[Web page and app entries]
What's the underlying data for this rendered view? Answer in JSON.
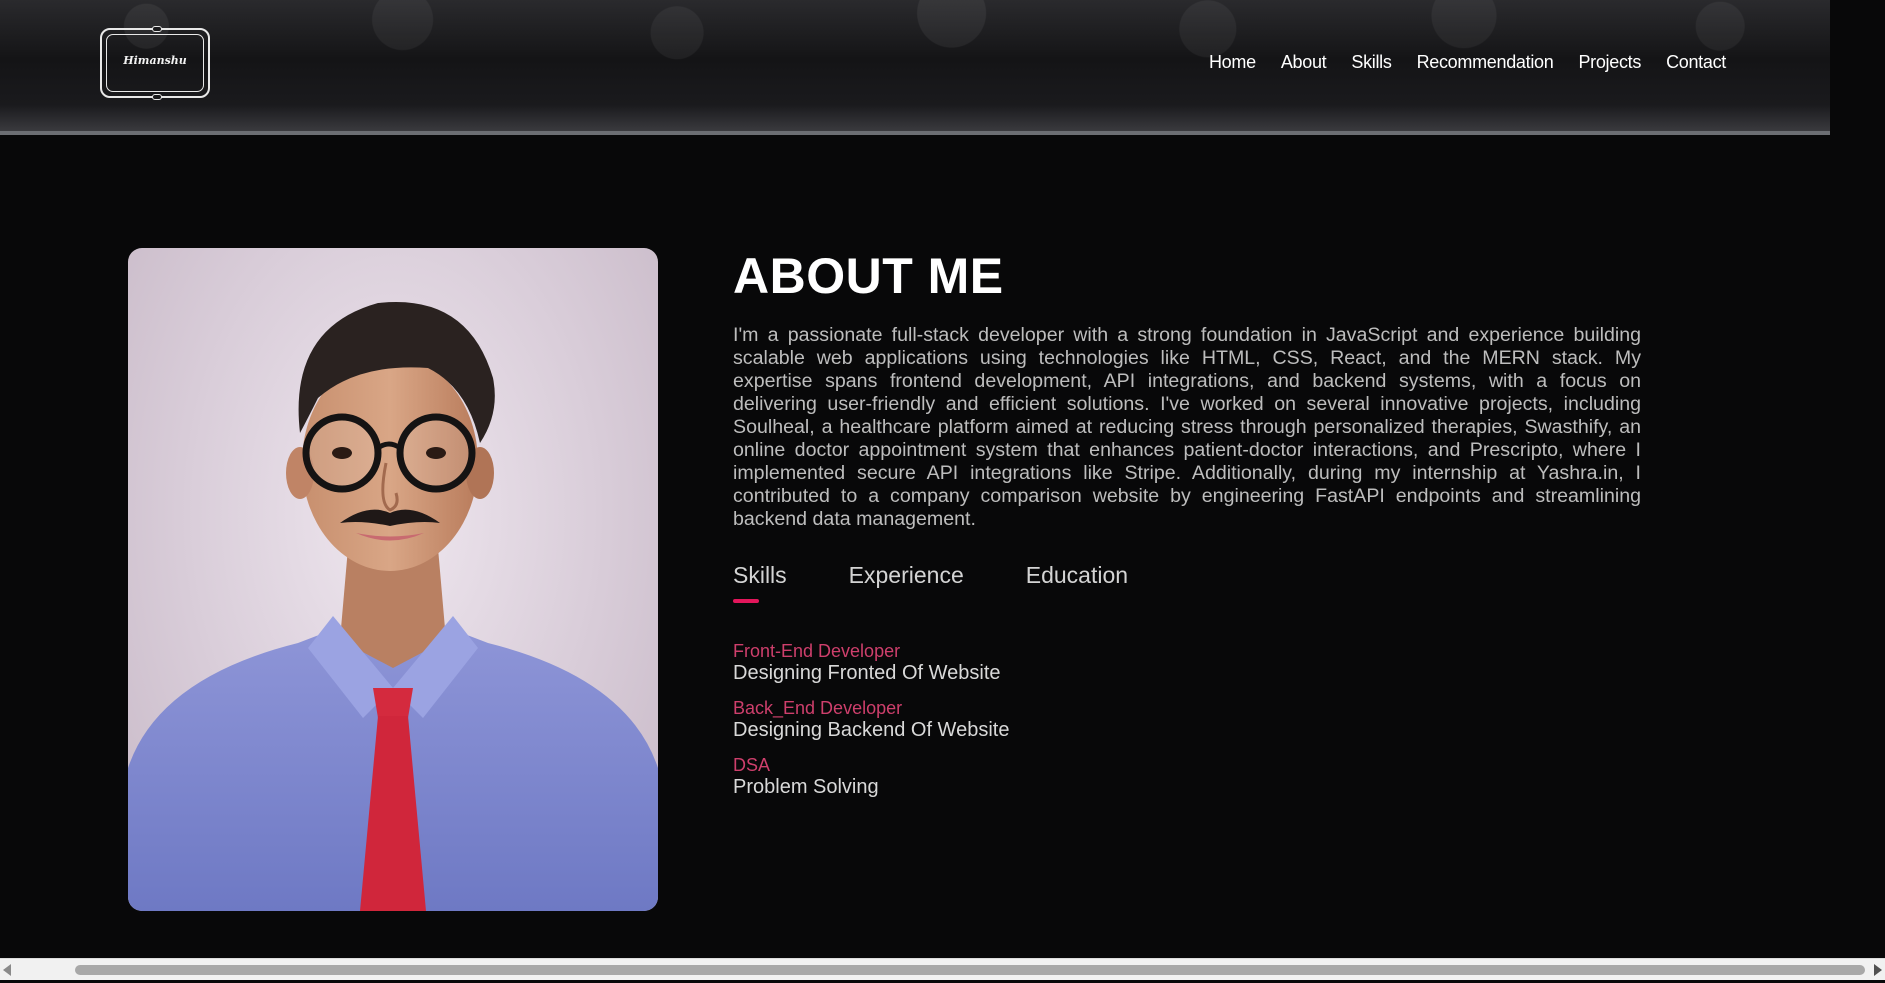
{
  "header": {
    "logo_text": "Himanshu",
    "nav": [
      "Home",
      "About",
      "Skills",
      "Recommendation",
      "Projects",
      "Contact"
    ]
  },
  "about": {
    "title": "ABOUT ME",
    "description": "I'm a passionate full-stack developer with a strong foundation in JavaScript and experience building scalable web applications using technologies like HTML, CSS, React, and the MERN stack. My expertise spans frontend development, API integrations, and backend systems, with a focus on delivering user-friendly and efficient solutions. I've worked on several innovative projects, including Soulheal, a healthcare platform aimed at reducing stress through personalized therapies, Swasthify, an online doctor appointment system that enhances patient-doctor interactions, and Prescripto, where I implemented secure API integrations like Stripe. Additionally, during my internship at Yashra.in, I contributed to a company comparison website by engineering FastAPI endpoints and streamlining backend data management.",
    "tabs": [
      "Skills",
      "Experience",
      "Education"
    ],
    "active_tab": "Skills",
    "skills": [
      {
        "title": "Front-End Developer",
        "desc": "Designing Fronted Of Website"
      },
      {
        "title": "Back_End Developer",
        "desc": "Designing Backend Of Website"
      },
      {
        "title": "DSA",
        "desc": "Problem Solving"
      }
    ]
  },
  "colors": {
    "accent": "#e3165b",
    "skill_title": "#ce3f6c",
    "background": "#080809"
  }
}
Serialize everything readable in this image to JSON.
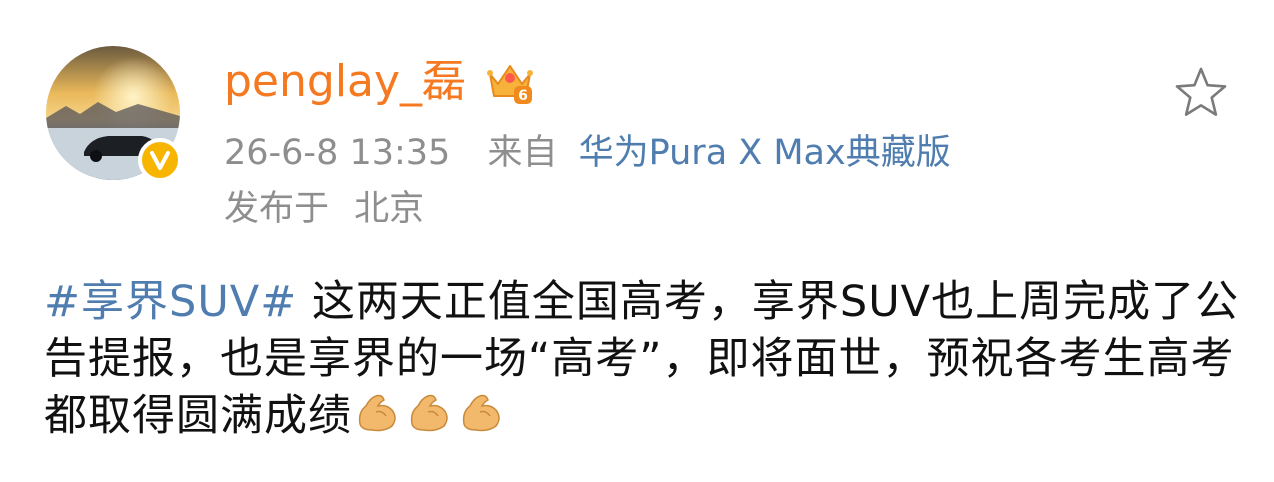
{
  "user": {
    "name": "penglay_磊",
    "avatar": "avatar-photo-car-sunset",
    "verified_badge": "V",
    "vip_level": "6"
  },
  "meta": {
    "time": "26-6-8 13:35",
    "from_label": "来自",
    "device": "华为Pura X Max典藏版",
    "location_prefix": "发布于",
    "location": "北京"
  },
  "post": {
    "hashtag": "#享界SUV#",
    "text": " 这两天正值全国高考，享界SUV也上周完成了公告提报，也是享界的一场“高考”，即将面世，预祝各考生高考都取得圆满成绩",
    "emoji": "flexed-biceps x3"
  },
  "colors": {
    "username": "#f47920",
    "link": "#507daf",
    "meta_text": "#8e8e8e",
    "body_text": "#111111",
    "badge": "#f7b500"
  },
  "icons": {
    "favorite": "star-outline-icon",
    "crown": "crown-icon",
    "verified": "verified-v-icon",
    "emoji": "flexed-biceps-icon"
  }
}
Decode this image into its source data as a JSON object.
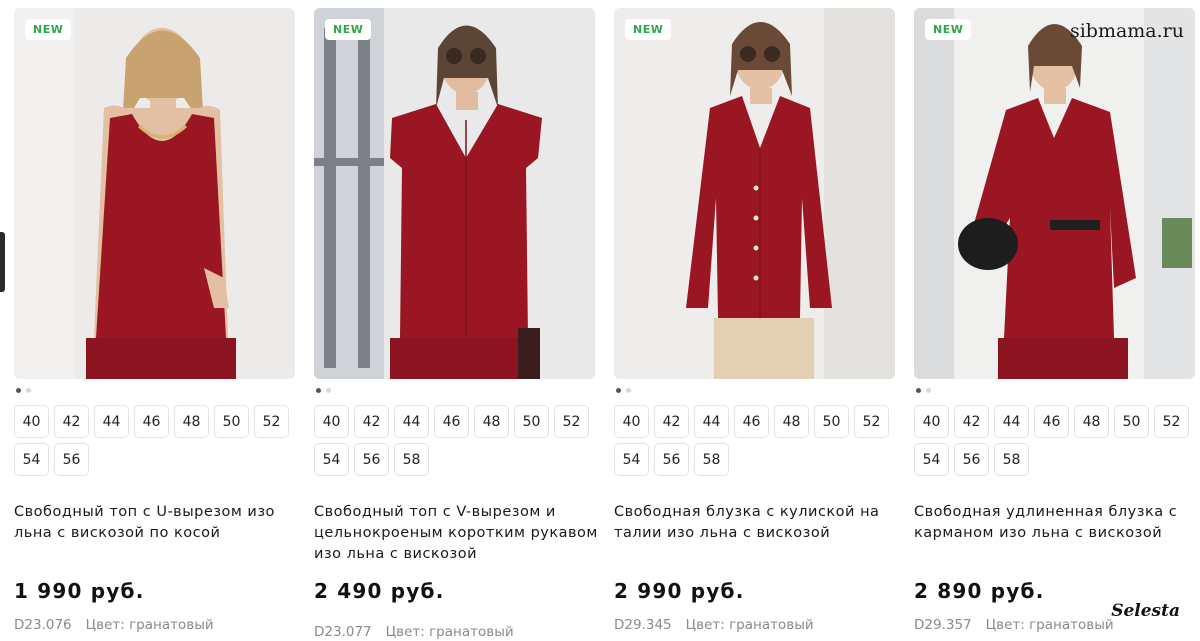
{
  "badge_label": "NEW",
  "watermarks": {
    "top": "sibmama.ru",
    "bottom": "Selesta"
  },
  "products": [
    {
      "badge": "NEW",
      "title": "Свободный топ с U-вырезом изо льна с вискозой по косой",
      "price": "1 990 руб.",
      "code": "D23.076",
      "color": "Цвет: гранатовый",
      "sizes_row1": [
        "40",
        "42",
        "44",
        "46",
        "48",
        "50",
        "52"
      ],
      "sizes_row2": [
        "54",
        "56"
      ],
      "garment": "u-neck-tank-top"
    },
    {
      "badge": "NEW",
      "title": "Свободный топ с V-вырезом и цельнокроеным коротким рукавом изо льна с вискозой",
      "price": "2 490 руб.",
      "code": "D23.077",
      "color": "Цвет: гранатовый",
      "sizes_row1": [
        "40",
        "42",
        "44",
        "46",
        "48",
        "50",
        "52"
      ],
      "sizes_row2": [
        "54",
        "56",
        "58"
      ],
      "garment": "v-neck-top"
    },
    {
      "badge": "NEW",
      "title": "Свободная блузка с кулиской на талии изо льна с вискозой",
      "price": "2 990 руб.",
      "code": "D29.345",
      "color": "Цвет: гранатовый",
      "sizes_row1": [
        "40",
        "42",
        "44",
        "46",
        "48",
        "50",
        "52"
      ],
      "sizes_row2": [
        "54",
        "56",
        "58"
      ],
      "garment": "drawstring-blouse"
    },
    {
      "badge": "NEW",
      "title": "Свободная удлиненная блузка с карманом изо льна с вискозой",
      "price": "2 890 руб.",
      "code": "D29.357",
      "color": "Цвет: гранатовый",
      "sizes_row1": [
        "40",
        "42",
        "44",
        "46",
        "48",
        "50",
        "52"
      ],
      "sizes_row2": [
        "54",
        "56",
        "58"
      ],
      "garment": "long-pocket-blouse"
    }
  ],
  "colors": {
    "garnet": "#9a1622",
    "badge_green": "#2ea84a",
    "muted": "#8a8a8a"
  }
}
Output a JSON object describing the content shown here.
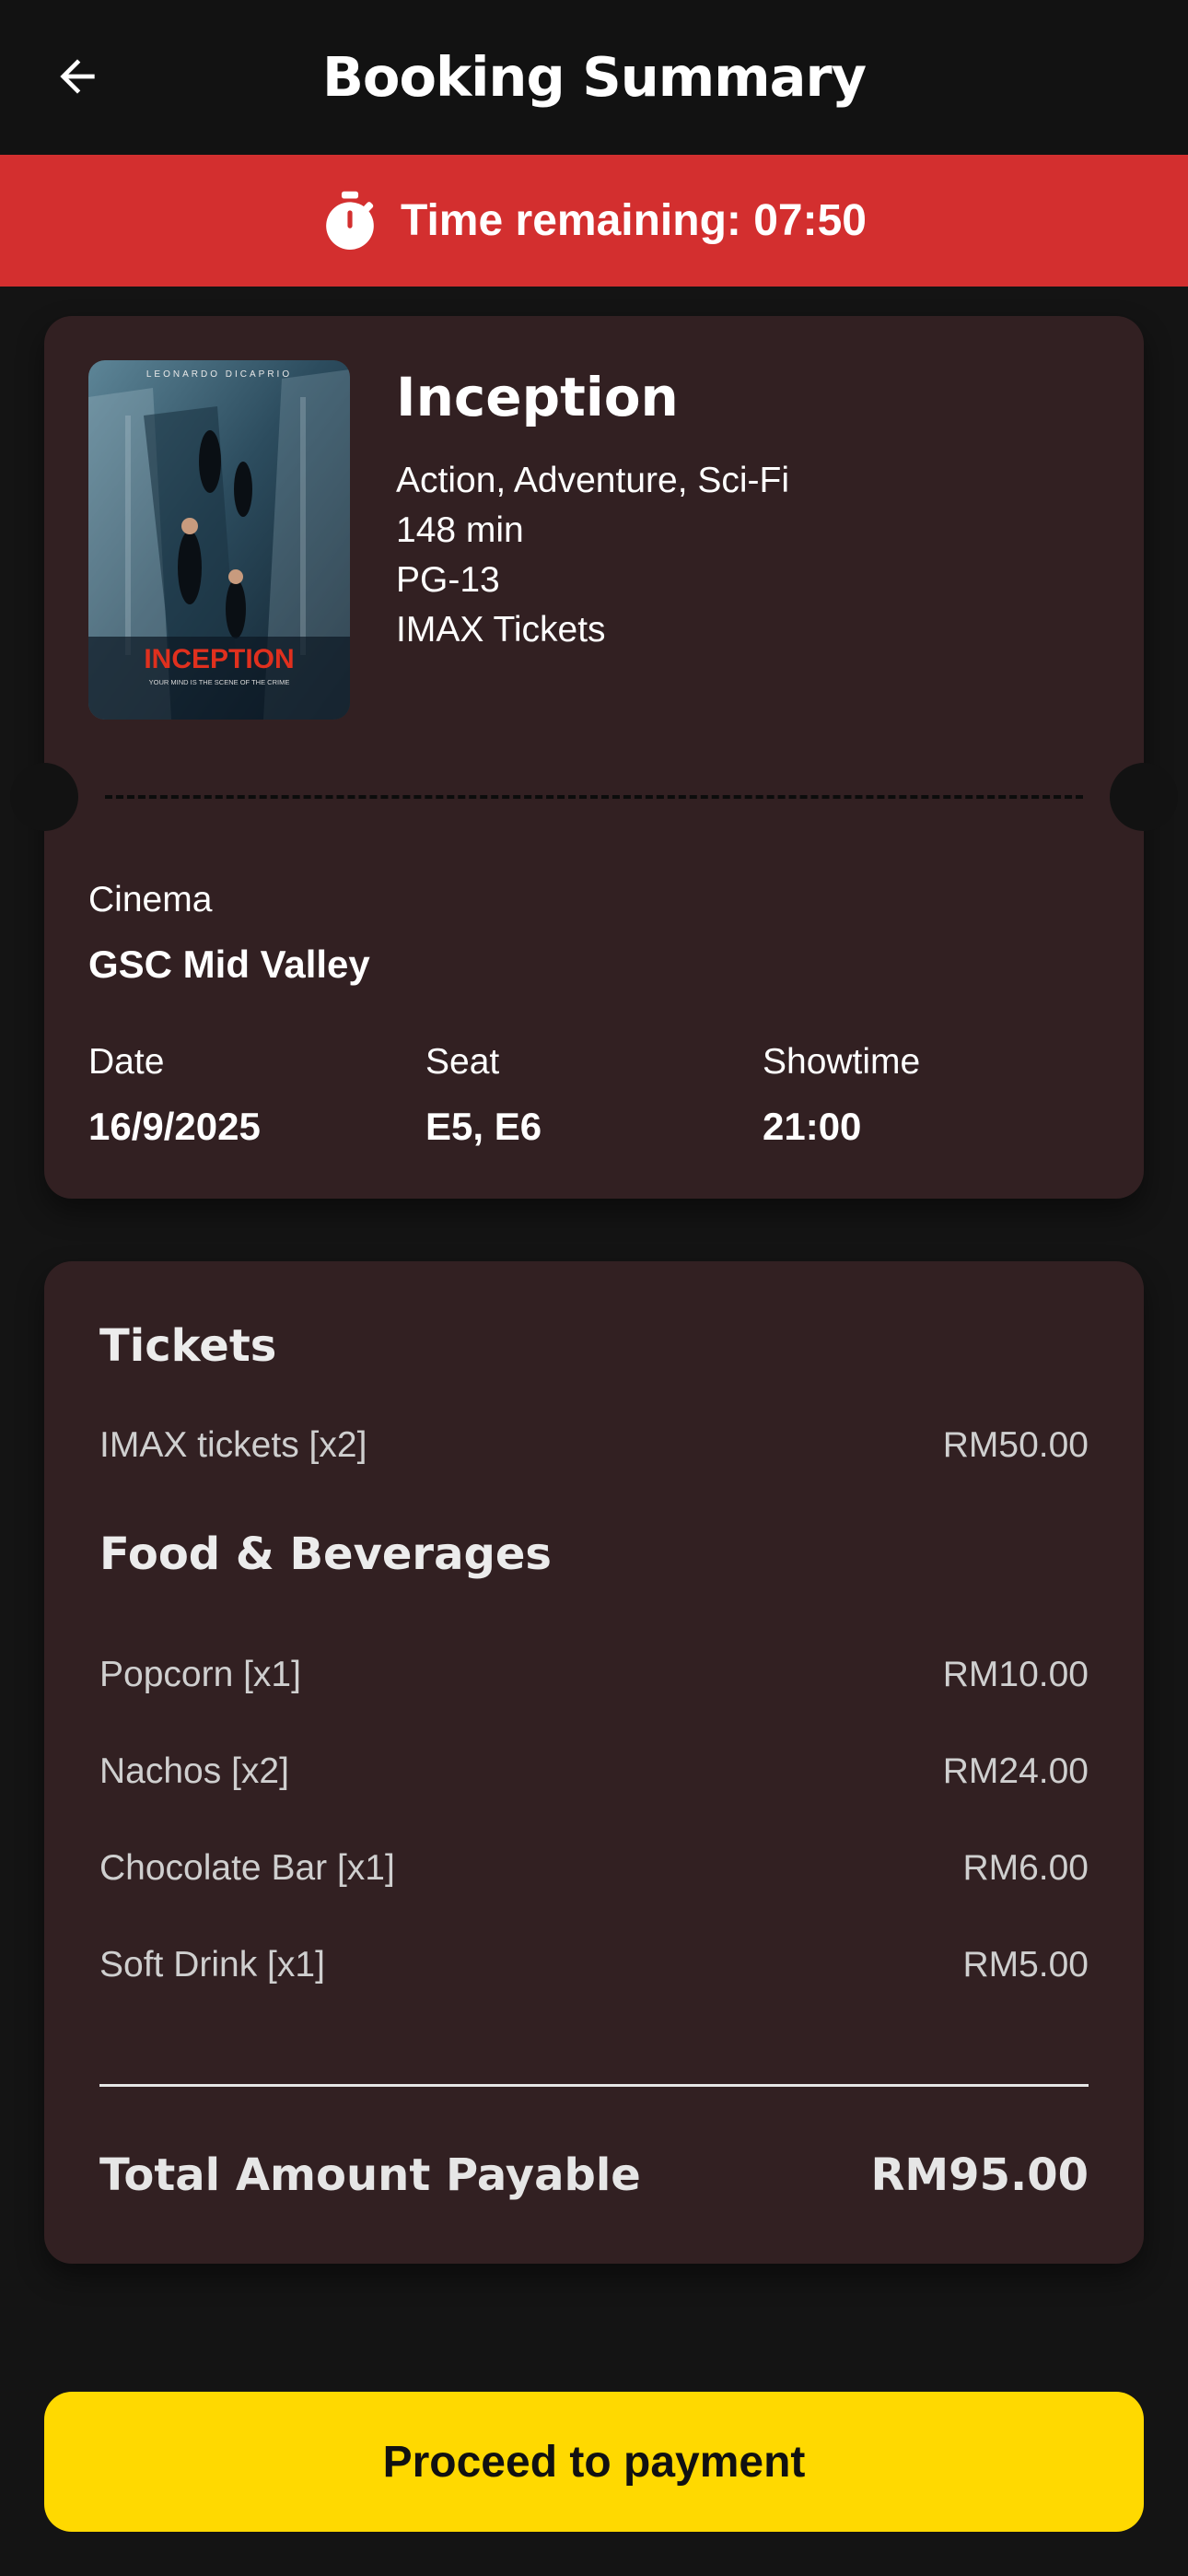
{
  "header": {
    "title": "Booking Summary",
    "back_icon": "arrow-left-icon"
  },
  "timer": {
    "icon": "stopwatch-icon",
    "text": "Time remaining: 07:50"
  },
  "movie": {
    "title": "Inception",
    "genres": "Action, Adventure, Sci-Fi",
    "duration": "148 min",
    "rating": "PG-13",
    "ticket_type": "IMAX Tickets",
    "poster": {
      "top_credit": "LEONARDO DICAPRIO",
      "title_text": "INCEPTION",
      "tagline": "YOUR MIND IS THE SCENE OF THE CRIME"
    }
  },
  "booking": {
    "cinema_label": "Cinema",
    "cinema_value": "GSC Mid Valley",
    "date_label": "Date",
    "date_value": "16/9/2025",
    "seat_label": "Seat",
    "seat_value": "E5, E6",
    "showtime_label": "Showtime",
    "showtime_value": "21:00"
  },
  "summary": {
    "tickets_heading": "Tickets",
    "tickets": [
      {
        "label": "IMAX tickets [x2]",
        "price": "RM50.00"
      }
    ],
    "food_heading": "Food & Beverages",
    "food": [
      {
        "label": "Popcorn [x1]",
        "price": "RM10.00"
      },
      {
        "label": "Nachos [x2]",
        "price": "RM24.00"
      },
      {
        "label": "Chocolate Bar [x1]",
        "price": "RM6.00"
      },
      {
        "label": "Soft Drink [x1]",
        "price": "RM5.00"
      }
    ],
    "total_label": "Total Amount Payable",
    "total_value": "RM95.00"
  },
  "actions": {
    "proceed_label": "Proceed to payment"
  },
  "colors": {
    "background": "#141414",
    "timer_banner": "#d32f2f",
    "card": "#322022",
    "button": "#ffd900"
  }
}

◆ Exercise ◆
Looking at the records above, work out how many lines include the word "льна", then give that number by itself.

◆ Final answer ◆
4